[Component data from apps and pages]
--

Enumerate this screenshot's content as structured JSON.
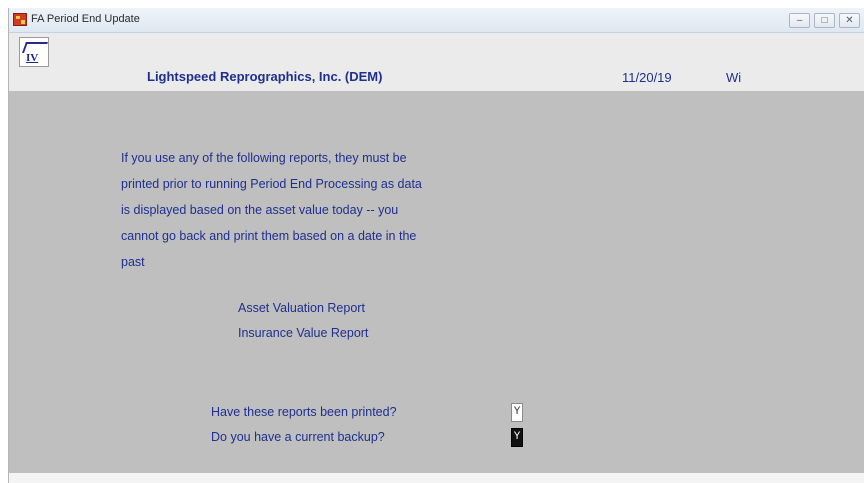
{
  "window": {
    "title": "FA Period End Update"
  },
  "header": {
    "logo_text": "IV",
    "company": "Lightspeed Reprographics, Inc. (DEM)",
    "date": "11/20/19",
    "user": "Wi"
  },
  "message": {
    "lines": [
      "If you use any of the following reports, they must be",
      "printed prior to running Period End Processing as data",
      "is displayed based on the asset value today -- you",
      "cannot go back and print them based on a date in the",
      "past"
    ]
  },
  "reports": [
    "Asset Valuation Report",
    "Insurance Value Report"
  ],
  "questions": [
    {
      "label": "Have these reports been printed?",
      "value": "Y"
    },
    {
      "label": "Do you have a current backup?",
      "value": "Y"
    }
  ]
}
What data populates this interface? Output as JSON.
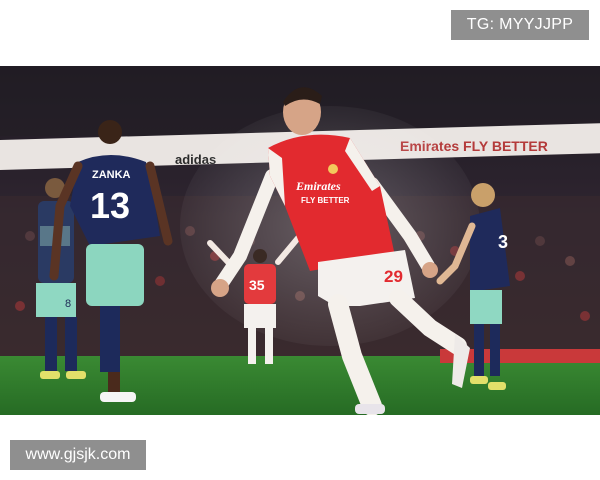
{
  "watermark_top": "TG: MYYJJPP",
  "watermark_bottom": "www.gjsjk.com",
  "photo": {
    "ad_board": {
      "brand_left": "adidas",
      "brand_right_text": "Emirates FLY BETTER"
    },
    "players": {
      "main": {
        "sponsor_line1": "Emirates",
        "sponsor_line2": "FLY BETTER",
        "shorts_number": "29"
      },
      "left_back": {
        "name": "ZANKA",
        "number": "13",
        "shorts_number": "8"
      },
      "background_teammate": {
        "number": "35"
      },
      "right_opponent": {
        "number": "3"
      }
    },
    "colors": {
      "pitch": "#2f7a2c",
      "pitch_dark": "#245f22",
      "home_red": "#e22a2f",
      "away_navy": "#1f2a5b",
      "away_mint": "#7fd6bd",
      "crowd": "#2a2328"
    }
  }
}
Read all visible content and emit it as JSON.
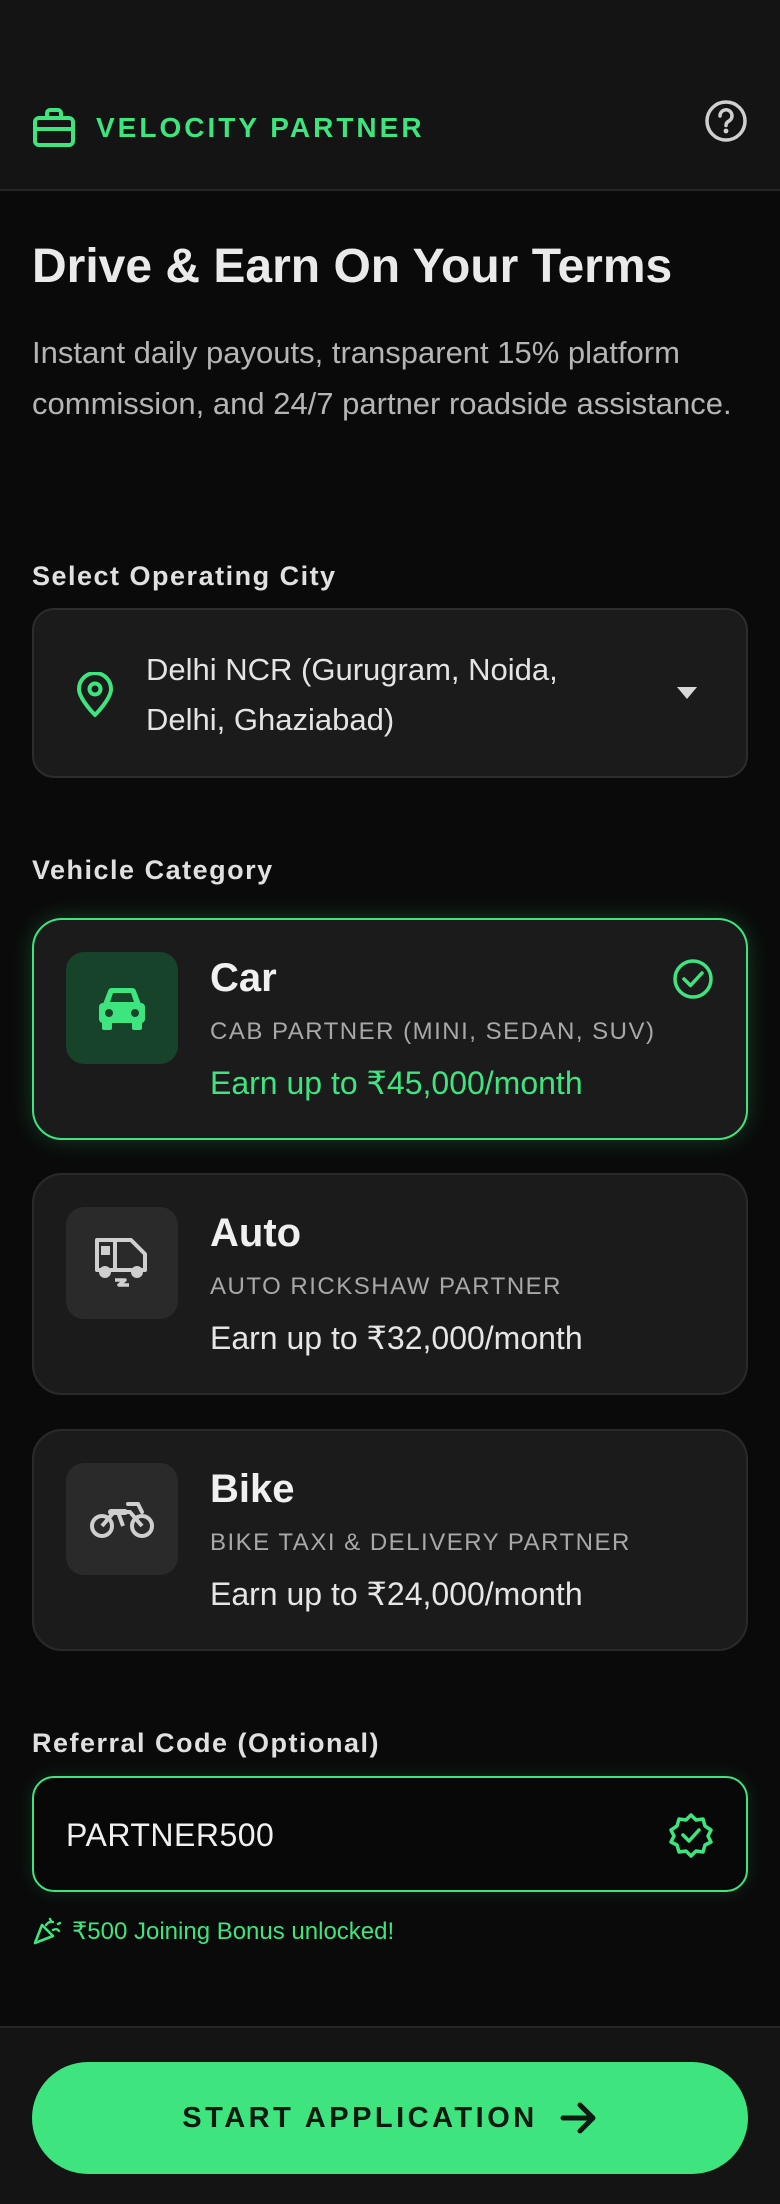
{
  "header": {
    "brand_name": "VELOCITY PARTNER",
    "brand_icon": "briefcase-icon",
    "help_icon": "help-circle-icon"
  },
  "hero": {
    "title": "Drive & Earn On Your Terms",
    "subtitle": "Instant daily payouts, transparent 15% platform commission, and 24/7 partner roadside assistance."
  },
  "city": {
    "label": "Select Operating City",
    "selected": "Delhi NCR (Gurugram, Noida, Delhi, Ghaziabad)",
    "icon": "map-pin-icon"
  },
  "vehicle": {
    "label": "Vehicle Category",
    "options": [
      {
        "name": "Car",
        "subtitle": "CAB PARTNER (MINI, SEDAN, SUV)",
        "earning": "Earn up to ₹45,000/month",
        "icon": "car-icon",
        "selected": true
      },
      {
        "name": "Auto",
        "subtitle": "AUTO RICKSHAW PARTNER",
        "earning": "Earn up to ₹32,000/month",
        "icon": "auto-rickshaw-icon",
        "selected": false
      },
      {
        "name": "Bike",
        "subtitle": "BIKE TAXI & DELIVERY PARTNER",
        "earning": "Earn up to ₹24,000/month",
        "icon": "motorbike-icon",
        "selected": false
      }
    ]
  },
  "referral": {
    "label": "Referral Code (Optional)",
    "value": "PARTNER500",
    "bonus_text": "₹500 Joining Bonus unlocked!"
  },
  "footer": {
    "cta_label": "START APPLICATION"
  },
  "colors": {
    "accent": "#3ee57f",
    "background": "#0a0a0a",
    "card": "#1b1b1b"
  }
}
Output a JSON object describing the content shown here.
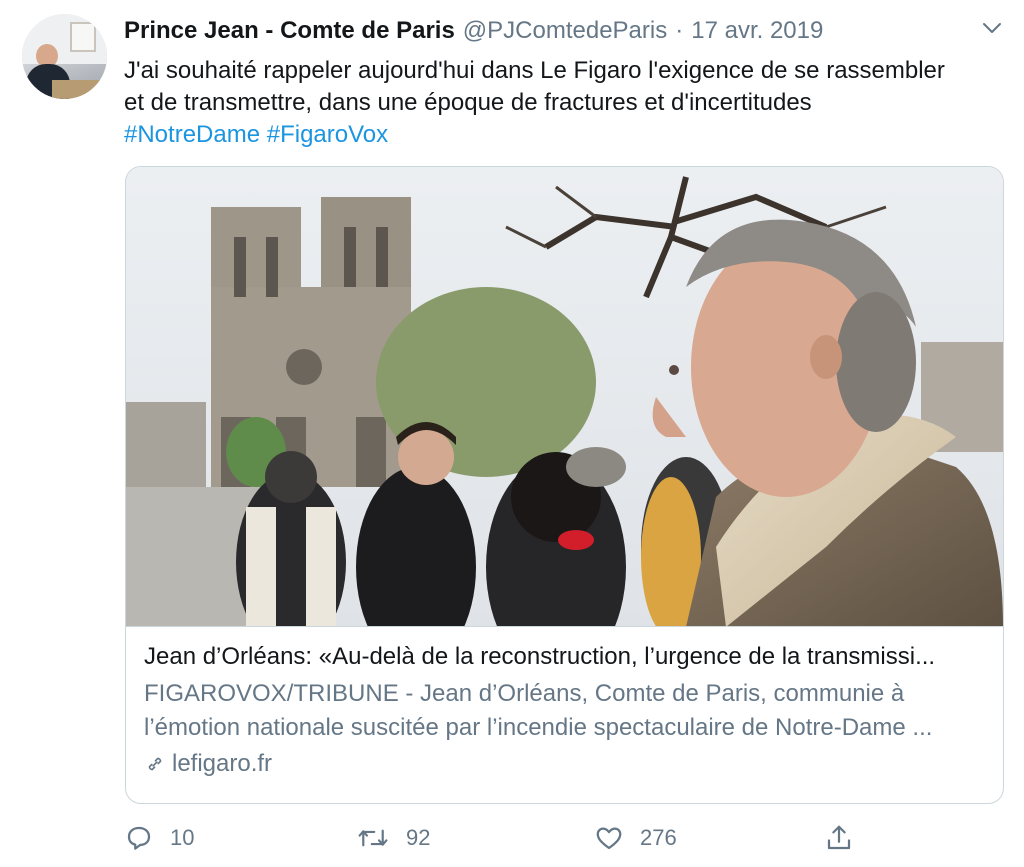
{
  "author": {
    "name": "Prince Jean - Comte de Paris",
    "handle": "@PJComtedeParis",
    "separator": "·",
    "date": "17 avr. 2019"
  },
  "tweet": {
    "lines": [
      "J'ai souhaité rappeler aujourd'hui dans Le Figaro l'exigence de se rassembler",
      "et de transmettre, dans une époque de fractures et d'incertitudes"
    ],
    "hashtags": [
      "#NotreDame",
      "#FigaroVox"
    ]
  },
  "card": {
    "title": "Jean d’Orléans: «Au-delà de la reconstruction, l’urgence de la transmissi...",
    "description_lines": [
      "FIGAROVOX/TRIBUNE - Jean d’Orléans, Comte de Paris, communie à",
      "l’émotion nationale suscitée par l’incendie spectaculaire de Notre-Dame ..."
    ],
    "domain": "lefigaro.fr",
    "link_icon": "link-icon"
  },
  "actions": {
    "reply_count": "10",
    "retweet_count": "92",
    "like_count": "276",
    "reply_icon": "reply-icon",
    "retweet_icon": "retweet-icon",
    "like_icon": "heart-icon",
    "share_icon": "share-icon"
  },
  "colors": {
    "text": "#14171a",
    "secondary": "#657786",
    "hashtag": "#1b95e0",
    "border": "#ccd6dd"
  }
}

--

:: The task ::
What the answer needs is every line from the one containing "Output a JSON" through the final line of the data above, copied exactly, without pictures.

:: Written answer ::
Output a JSON object describing the content shown here.
{
  "author": {
    "name": "Prince Jean - Comte de Paris",
    "handle": "@PJComtedeParis",
    "separator": "·",
    "date": "17 avr. 2019"
  },
  "tweet": {
    "lines": [
      "J'ai souhaité rappeler aujourd'hui dans Le Figaro l'exigence de se rassembler",
      "et de transmettre, dans une époque de fractures et d'incertitudes"
    ],
    "hashtags": [
      "#NotreDame",
      "#FigaroVox"
    ]
  },
  "card": {
    "title": "Jean d’Orléans: «Au-delà de la reconstruction, l’urgence de la transmissi...",
    "description_lines": [
      "FIGAROVOX/TRIBUNE - Jean d’Orléans, Comte de Paris, communie à",
      "l’émotion nationale suscitée par l’incendie spectaculaire de Notre-Dame ..."
    ],
    "domain": "lefigaro.fr",
    "link_icon": "link-icon"
  },
  "actions": {
    "reply_count": "10",
    "retweet_count": "92",
    "like_count": "276",
    "reply_icon": "reply-icon",
    "retweet_icon": "retweet-icon",
    "like_icon": "heart-icon",
    "share_icon": "share-icon"
  },
  "colors": {
    "text": "#14171a",
    "secondary": "#657786",
    "hashtag": "#1b95e0",
    "border": "#ccd6dd"
  }
}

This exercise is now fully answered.